++++ Information shown

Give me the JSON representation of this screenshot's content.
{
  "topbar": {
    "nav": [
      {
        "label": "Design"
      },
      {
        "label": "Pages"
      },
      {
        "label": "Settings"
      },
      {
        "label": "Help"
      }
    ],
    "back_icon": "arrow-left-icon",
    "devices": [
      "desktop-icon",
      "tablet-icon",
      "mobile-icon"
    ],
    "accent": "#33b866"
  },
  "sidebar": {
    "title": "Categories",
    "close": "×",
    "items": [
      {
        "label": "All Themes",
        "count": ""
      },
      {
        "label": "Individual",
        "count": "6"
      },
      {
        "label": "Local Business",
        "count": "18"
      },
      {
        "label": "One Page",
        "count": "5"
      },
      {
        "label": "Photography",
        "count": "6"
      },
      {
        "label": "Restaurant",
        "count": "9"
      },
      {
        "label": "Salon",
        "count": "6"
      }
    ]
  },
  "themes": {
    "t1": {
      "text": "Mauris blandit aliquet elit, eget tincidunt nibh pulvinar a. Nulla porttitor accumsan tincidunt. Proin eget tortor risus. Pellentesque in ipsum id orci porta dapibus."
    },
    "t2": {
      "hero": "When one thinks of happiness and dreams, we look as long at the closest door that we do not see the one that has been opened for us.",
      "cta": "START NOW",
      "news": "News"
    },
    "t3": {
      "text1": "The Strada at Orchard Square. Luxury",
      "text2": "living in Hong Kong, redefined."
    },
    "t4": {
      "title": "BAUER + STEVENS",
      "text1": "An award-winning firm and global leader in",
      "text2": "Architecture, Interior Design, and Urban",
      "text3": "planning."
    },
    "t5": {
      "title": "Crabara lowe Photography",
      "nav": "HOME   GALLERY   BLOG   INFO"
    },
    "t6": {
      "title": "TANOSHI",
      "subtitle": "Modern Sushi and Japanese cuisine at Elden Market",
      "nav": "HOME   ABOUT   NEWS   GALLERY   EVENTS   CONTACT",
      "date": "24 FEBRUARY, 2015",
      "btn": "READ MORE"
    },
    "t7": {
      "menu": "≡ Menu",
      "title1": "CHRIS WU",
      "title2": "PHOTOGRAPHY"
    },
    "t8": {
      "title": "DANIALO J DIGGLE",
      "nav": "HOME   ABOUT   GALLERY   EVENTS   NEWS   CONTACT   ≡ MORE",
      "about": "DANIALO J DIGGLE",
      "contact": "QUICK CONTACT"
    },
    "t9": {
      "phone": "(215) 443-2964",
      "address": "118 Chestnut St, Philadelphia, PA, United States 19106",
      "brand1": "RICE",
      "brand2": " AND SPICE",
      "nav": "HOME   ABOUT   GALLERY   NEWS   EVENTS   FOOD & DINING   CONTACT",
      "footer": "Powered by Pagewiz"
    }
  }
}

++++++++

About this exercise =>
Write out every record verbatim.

Expected answer =>
Give me the JSON representation of this screenshot's content.
{
  "topbar": {
    "nav": [
      {
        "label": "Design"
      },
      {
        "label": "Pages"
      },
      {
        "label": "Settings"
      },
      {
        "label": "Help"
      }
    ],
    "back_icon": "arrow-left-icon",
    "devices": [
      "desktop-icon",
      "tablet-icon",
      "mobile-icon"
    ],
    "accent": "#33b866"
  },
  "sidebar": {
    "title": "Categories",
    "close": "×",
    "items": [
      {
        "label": "All Themes",
        "count": ""
      },
      {
        "label": "Individual",
        "count": "6"
      },
      {
        "label": "Local Business",
        "count": "18"
      },
      {
        "label": "One Page",
        "count": "5"
      },
      {
        "label": "Photography",
        "count": "6"
      },
      {
        "label": "Restaurant",
        "count": "9"
      },
      {
        "label": "Salon",
        "count": "6"
      }
    ]
  },
  "themes": {
    "t1": {
      "text": "Mauris blandit aliquet elit, eget tincidunt nibh pulvinar a. Nulla porttitor accumsan tincidunt. Proin eget tortor risus. Pellentesque in ipsum id orci porta dapibus."
    },
    "t2": {
      "hero": "When one thinks of happiness and dreams, we look as long at the closest door that we do not see the one that has been opened for us.",
      "cta": "START NOW",
      "news": "News"
    },
    "t3": {
      "text1": "The Strada at Orchard Square. Luxury",
      "text2": "living in Hong Kong, redefined."
    },
    "t4": {
      "title": "BAUER + STEVENS",
      "text1": "An award-winning firm and global leader in",
      "text2": "Architecture, Interior Design, and Urban",
      "text3": "planning."
    },
    "t5": {
      "title": "Crabara lowe Photography",
      "nav": "HOME   GALLERY   BLOG   INFO"
    },
    "t6": {
      "title": "TANOSHI",
      "subtitle": "Modern Sushi and Japanese cuisine at Elden Market",
      "nav": "HOME   ABOUT   NEWS   GALLERY   EVENTS   CONTACT",
      "date": "24 FEBRUARY, 2015",
      "btn": "READ MORE"
    },
    "t7": {
      "menu": "≡ Menu",
      "title1": "CHRIS WU",
      "title2": "PHOTOGRAPHY"
    },
    "t8": {
      "title": "DANIALO J DIGGLE",
      "nav": "HOME   ABOUT   GALLERY   EVENTS   NEWS   CONTACT   ≡ MORE",
      "about": "DANIALO J DIGGLE",
      "contact": "QUICK CONTACT"
    },
    "t9": {
      "phone": "(215) 443-2964",
      "address": "118 Chestnut St, Philadelphia, PA, United States 19106",
      "brand1": "RICE",
      "brand2": " AND SPICE",
      "nav": "HOME   ABOUT   GALLERY   NEWS   EVENTS   FOOD & DINING   CONTACT",
      "footer": "Powered by Pagewiz"
    }
  }
}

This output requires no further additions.